Invitations went to agencies that Renaissance executives were familiar with and one that had experience with luxury travel accounts. Derek Correia, svp of marketing at the Ft. Lauderdale, Fla. Company, would only say a "couple" of agencies remain in the selection process.
The cruiseline dumped Grey Direct, N.Y., shortly after UK-based Malvern Maritime bought the company and put Celebrity Cruises vet Manfred Ursprunger onboard as president and CEO in May. Shortly thereafter, Frank Del Rio resigned from his co-COO post that he shared with Richard Kirby who left before Ursprunger's arrival (Brandweek, May 28). However, the agency review has less to do with Ursprunger than with Renaissance's new strategy of courting travel agents.
"Grey was not necessarily a good fit for us," Correia intoned, noting that the direct mail and e-marketing agency was selected last fall, well before he joined Renaissance from Burger King. "Direct is in their name and here we were transitioning [last year] from selling direct to consumers to selling through travel agents."
Billings with Grey were projected to be $55 million but the marketing budget will be substantially less, per Correia, because much of that budget will be used to pay commission for travel agents, which now generate at least 85% of bookings versus 20% when Renaissance was a pariah to the agent community with its direct- to- consumers marketing platform.
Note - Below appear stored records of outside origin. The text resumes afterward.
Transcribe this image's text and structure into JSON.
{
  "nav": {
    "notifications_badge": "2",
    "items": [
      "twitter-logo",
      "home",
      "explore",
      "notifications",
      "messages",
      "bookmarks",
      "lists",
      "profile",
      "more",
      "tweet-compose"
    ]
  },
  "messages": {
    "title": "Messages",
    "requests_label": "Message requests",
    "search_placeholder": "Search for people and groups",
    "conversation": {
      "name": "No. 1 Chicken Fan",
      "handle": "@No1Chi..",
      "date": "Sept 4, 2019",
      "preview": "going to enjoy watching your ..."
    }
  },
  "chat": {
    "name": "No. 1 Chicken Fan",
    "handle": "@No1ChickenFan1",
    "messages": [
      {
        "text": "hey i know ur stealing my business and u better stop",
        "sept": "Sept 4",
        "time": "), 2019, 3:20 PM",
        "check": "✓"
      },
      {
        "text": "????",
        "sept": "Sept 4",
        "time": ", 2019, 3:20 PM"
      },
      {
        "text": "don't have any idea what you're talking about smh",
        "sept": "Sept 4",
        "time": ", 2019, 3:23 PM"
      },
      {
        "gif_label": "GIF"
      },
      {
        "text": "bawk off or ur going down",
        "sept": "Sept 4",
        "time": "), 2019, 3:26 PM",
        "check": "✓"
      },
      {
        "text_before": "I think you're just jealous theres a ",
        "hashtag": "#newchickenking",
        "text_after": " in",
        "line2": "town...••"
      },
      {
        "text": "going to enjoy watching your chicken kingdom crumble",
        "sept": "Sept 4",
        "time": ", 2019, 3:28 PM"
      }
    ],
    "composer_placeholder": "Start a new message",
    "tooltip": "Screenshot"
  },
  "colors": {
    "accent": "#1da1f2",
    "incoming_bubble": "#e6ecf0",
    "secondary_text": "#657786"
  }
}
Measured media spending was $15.5 million last year versus $4.5 million during 1999 and hit $7.5 million during the first quarter with Grey's "More Your Style" TV and print campaign.
Renaissance's primary target will be sophisticated international travelers who have cruised before and are looking for the benefits of a small luxury ship without having to sacrifice some of the amenities that come with a premium cruise. Renaissance, with medium-sized ships holding fewer than 700 passengers, offers the best of both worlds.
"This industry hasn't done a good job of figuring out what the consumer is looking for when they take a cruise on an emotional level and delivering on that," said Correia.